* **Task prompt**:
Where a line of the data holds the word "true", copy that line.

* **Dataset entries**:
BEGIN

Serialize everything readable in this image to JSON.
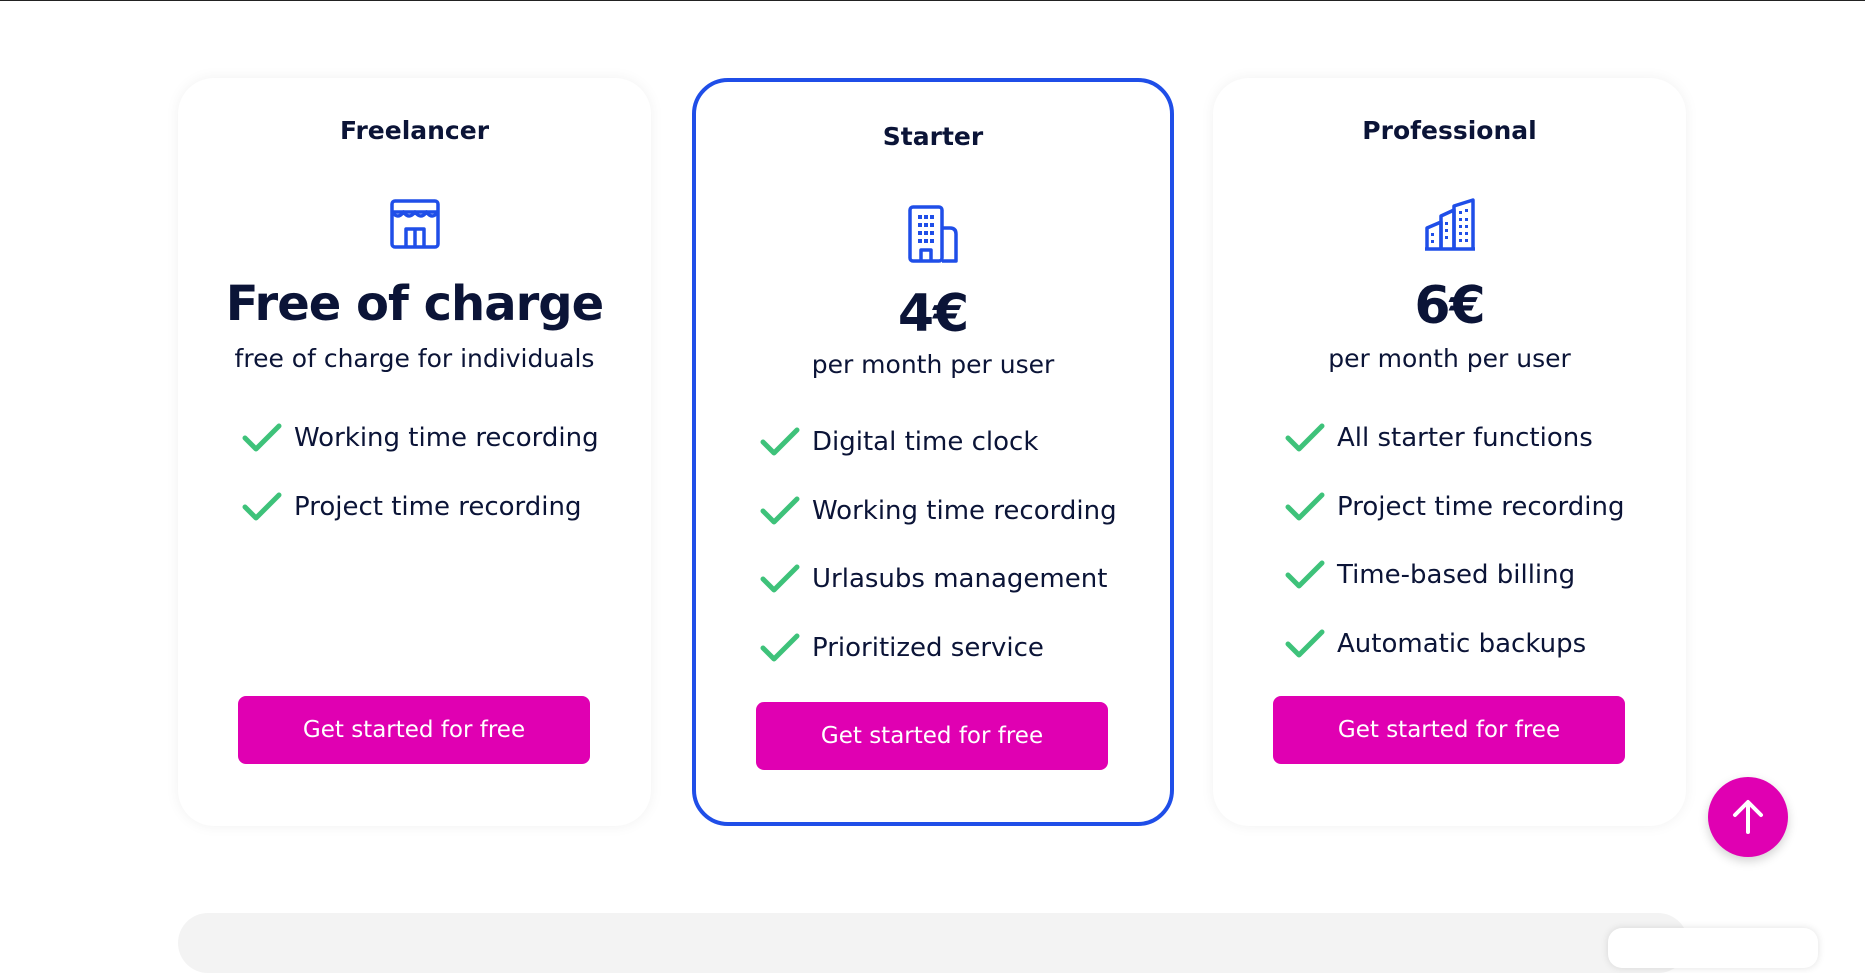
{
  "plans": [
    {
      "name": "Freelancer",
      "icon": "storefront-icon",
      "price": "Free of charge",
      "price_note": "free of charge for individuals",
      "features": [
        "Working time recording",
        "Project time recording"
      ],
      "cta": "Get started for free"
    },
    {
      "name": "Starter",
      "icon": "office-building-icon",
      "price": "4€",
      "price_note": "per month per user",
      "features": [
        "Digital time clock",
        "Working time recording",
        "Urlasubs management",
        "Prioritized service"
      ],
      "cta": "Get started for free",
      "highlighted": true
    },
    {
      "name": "Professional",
      "icon": "city-buildings-icon",
      "price": "6€",
      "price_note": "per month per user",
      "features": [
        "All starter functions",
        "Project time recording",
        "Time-based billing",
        "Automatic backups"
      ],
      "cta": "Get started for free"
    }
  ],
  "scroll_top": {
    "icon": "arrow-up-icon"
  },
  "colors": {
    "accent": "#e000b2",
    "highlight_border": "#1f4ee8",
    "icon_blue": "#1f4ee8",
    "check_green": "#3ec27a",
    "text_dark": "#0b1437"
  }
}
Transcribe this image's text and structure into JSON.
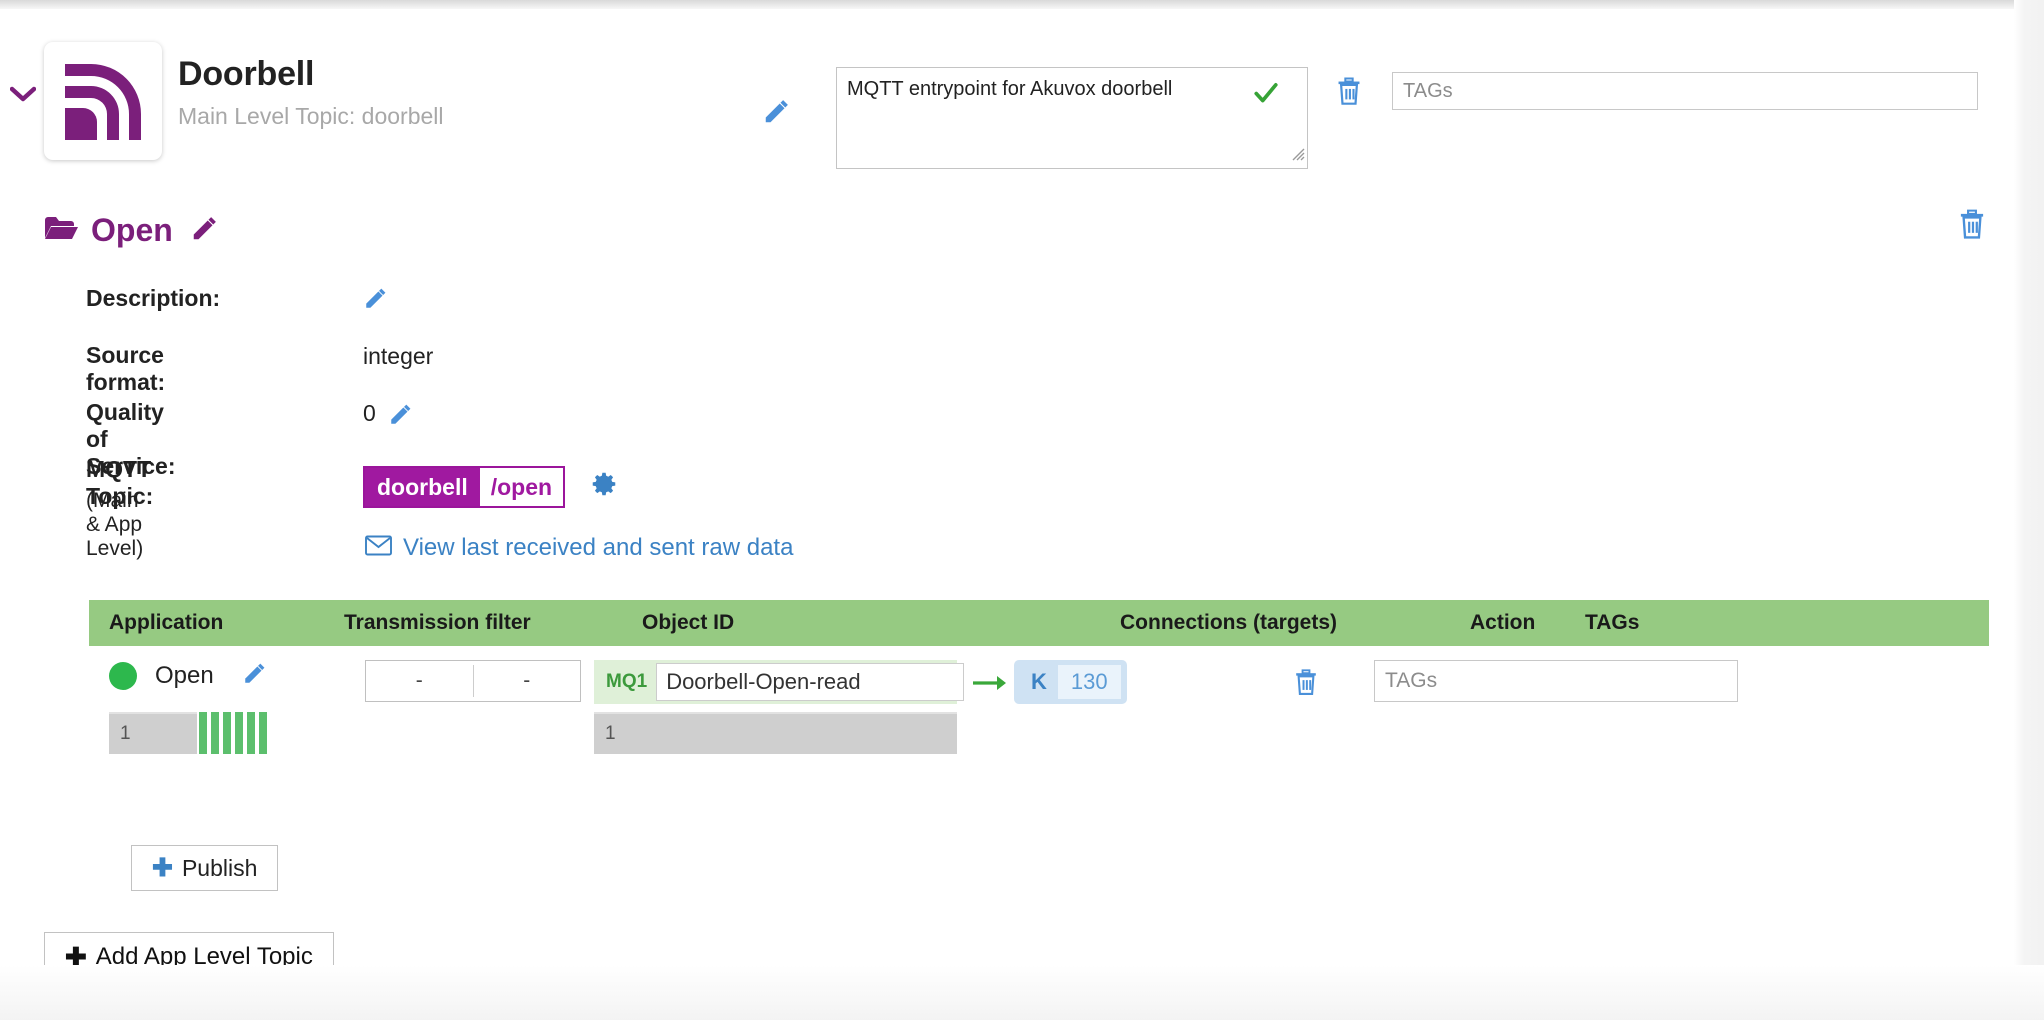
{
  "header": {
    "collapse_icon": "chevron-down-icon",
    "logo_icon": "mqtt-signal-icon",
    "device_title": "Doorbell",
    "main_level_topic": "Main Level Topic: doorbell",
    "edit_icon": "pencil-icon",
    "description_value": "MQTT entrypoint for Akuvox doorbell",
    "description_confirm_icon": "check-icon",
    "delete_icon": "trash-icon",
    "tags_placeholder": "TAGs",
    "tags_value": ""
  },
  "section": {
    "folder_icon": "folder-open-icon",
    "title": "Open",
    "edit_icon": "pencil-icon",
    "delete_icon": "trash-icon",
    "properties": [
      {
        "label": "Description:",
        "value": "",
        "has_pencil": true
      },
      {
        "label": "Source format:",
        "value": "integer",
        "has_pencil": false
      },
      {
        "label": "Quality of Service:",
        "value": "0",
        "has_pencil": true
      }
    ],
    "mqtt_topic": {
      "label": "MQTT Topic:",
      "sublabel": "(Main & App Level)",
      "main_level": "doorbell",
      "app_level": "/open",
      "settings_icon": "gear-icon"
    },
    "raw_data_link": {
      "icon": "envelope-icon",
      "text": "View last received and sent raw data"
    }
  },
  "table": {
    "columns": [
      "Application",
      "Transmission filter",
      "Object ID",
      "Connections (targets)",
      "Action",
      "TAGs"
    ],
    "rows": [
      {
        "status_icon": "status-dot-green",
        "app_name": "Open",
        "app_edit_icon": "pencil-icon",
        "app_count": "1",
        "activity_bars": 6,
        "filter_left": "-",
        "filter_right": "-",
        "object_tag": "MQ1",
        "object_id": "Doorbell-Open-read",
        "object_count": "1",
        "arrow_icon": "arrow-right-icon",
        "connection_prefix": "K",
        "connection_value": "130",
        "delete_icon": "trash-icon",
        "tags_placeholder": "TAGs",
        "tags_value": ""
      }
    ]
  },
  "buttons": {
    "publish": "Publish",
    "publish_icon": "plus-icon",
    "add_topic": "Add App Level Topic",
    "add_topic_icon": "plus-icon"
  },
  "colors": {
    "brand_purple": "#7b1f7b",
    "topic_purple": "#a019a0",
    "table_header_green": "#96ca82",
    "link_blue": "#3b82c4",
    "status_green": "#2db84d"
  }
}
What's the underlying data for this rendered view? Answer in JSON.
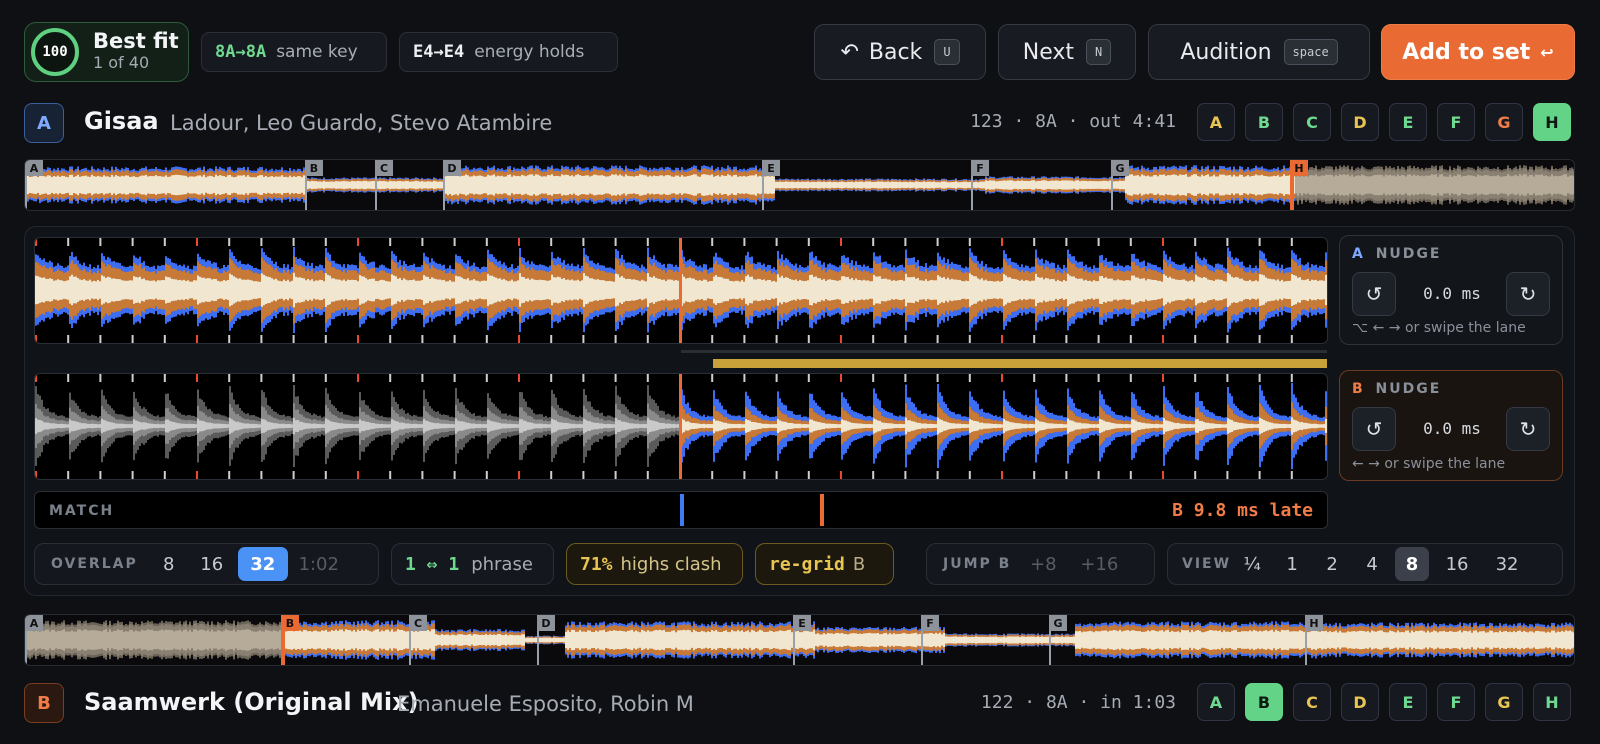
{
  "header": {
    "score": "100",
    "fit_title": "Best fit",
    "fit_sub": "1 of 40",
    "key_change": "8A→8A",
    "key_note": "same key",
    "energy_change": "E4→E4",
    "energy_note": "energy holds"
  },
  "buttons": {
    "back": {
      "label": "Back",
      "key": "U"
    },
    "next": {
      "label": "Next",
      "key": "N"
    },
    "audition": {
      "label": "Audition",
      "key": "space"
    },
    "add": {
      "label": "Add to set",
      "key": "↩"
    }
  },
  "trackA": {
    "deck": "A",
    "title": "Gisaa",
    "artists": "Ladour, Leo Guardo, Stevo Atambire",
    "meta": "123 · 8A · out 4:41",
    "hotcues": [
      "A",
      "B",
      "C",
      "D",
      "E",
      "F",
      "G",
      "H"
    ],
    "active_cue": "H",
    "cue_markers": [
      "A",
      "B",
      "C",
      "D",
      "E",
      "F",
      "G",
      "H"
    ]
  },
  "trackB": {
    "deck": "B",
    "title": "Saamwerk (Original Mix)",
    "artists": "Emanuele Esposito, Robin M",
    "meta": "122 · 8A · in 1:03",
    "hotcues": [
      "A",
      "B",
      "C",
      "D",
      "E",
      "F",
      "G",
      "H"
    ],
    "active_cue": "B",
    "cue_markers": [
      "A",
      "B",
      "C",
      "D",
      "E",
      "F",
      "G",
      "H"
    ]
  },
  "nudgeA": {
    "deck": "A",
    "label": "NUDGE",
    "value": "0.0 ms",
    "hint": "⌥ ← →  or swipe the lane"
  },
  "nudgeB": {
    "deck": "B",
    "label": "NUDGE",
    "value": "0.0 ms",
    "hint": "← →  or swipe the lane"
  },
  "match": {
    "label": "MATCH",
    "status": "B 9.8 ms late"
  },
  "overlap": {
    "label": "OVERLAP",
    "options": [
      "8",
      "16",
      "32",
      "1:02"
    ],
    "selected": "32"
  },
  "phrase": {
    "value": "1 ⇔ 1",
    "note": "phrase"
  },
  "clash": {
    "value": "71%",
    "note": "highs clash"
  },
  "regrid": {
    "label": "re-grid",
    "deck": "B"
  },
  "jump": {
    "label": "JUMP B",
    "options": [
      "+8",
      "+16"
    ]
  },
  "view": {
    "label": "VIEW",
    "options": [
      "¼",
      "1",
      "2",
      "4",
      "8",
      "16",
      "32"
    ],
    "selected": "8"
  },
  "colors": {
    "accent": "#ea6a34",
    "blue": "#3d6df0",
    "orange": "#c77a38",
    "cream": "#f1e6cf",
    "green": "#63d487"
  }
}
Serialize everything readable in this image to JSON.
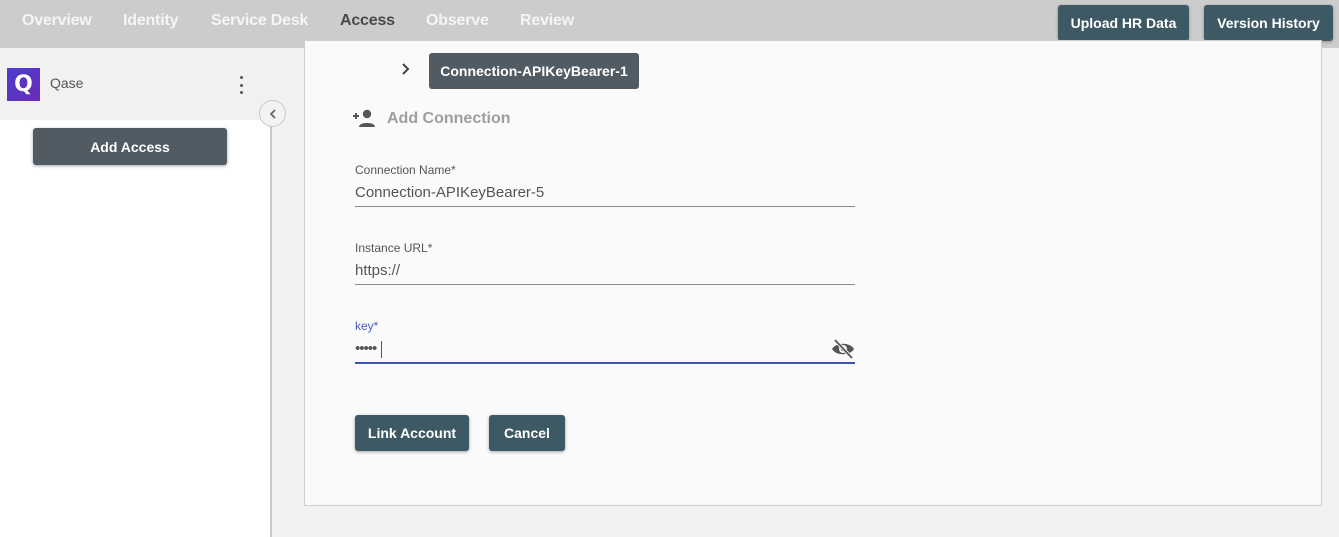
{
  "nav": {
    "tabs": [
      {
        "label": "Overview",
        "active": false
      },
      {
        "label": "Identity",
        "active": false
      },
      {
        "label": "Service Desk",
        "active": false
      },
      {
        "label": "Access",
        "active": true
      },
      {
        "label": "Observe",
        "active": false
      },
      {
        "label": "Review",
        "active": false
      }
    ],
    "upload_hr_label": "Upload HR Data",
    "version_history_label": "Version History"
  },
  "sidebar": {
    "app": {
      "name": "Qase",
      "logo_letter": "Q",
      "logo_color": "#5236c8"
    },
    "add_access_label": "Add Access"
  },
  "main": {
    "existing_connection": "Connection-APIKeyBearer-1",
    "add_connection_label": "Add Connection",
    "form": {
      "connection_name": {
        "label": "Connection Name*",
        "value": "Connection-APIKeyBearer-5"
      },
      "instance_url": {
        "label": "Instance URL*",
        "value": "https://"
      },
      "key": {
        "label": "key*",
        "value": "•••••"
      }
    },
    "link_account_label": "Link Account",
    "cancel_label": "Cancel"
  },
  "colors": {
    "primary_button": "#3d5a64",
    "secondary_button": "#505b63",
    "focus": "#3b54b8",
    "topbar": "#cccccc"
  }
}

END

* **Expected output**:
      "highlighted": true
        "has_pencil": true
        "has_pencil": true
        "active": true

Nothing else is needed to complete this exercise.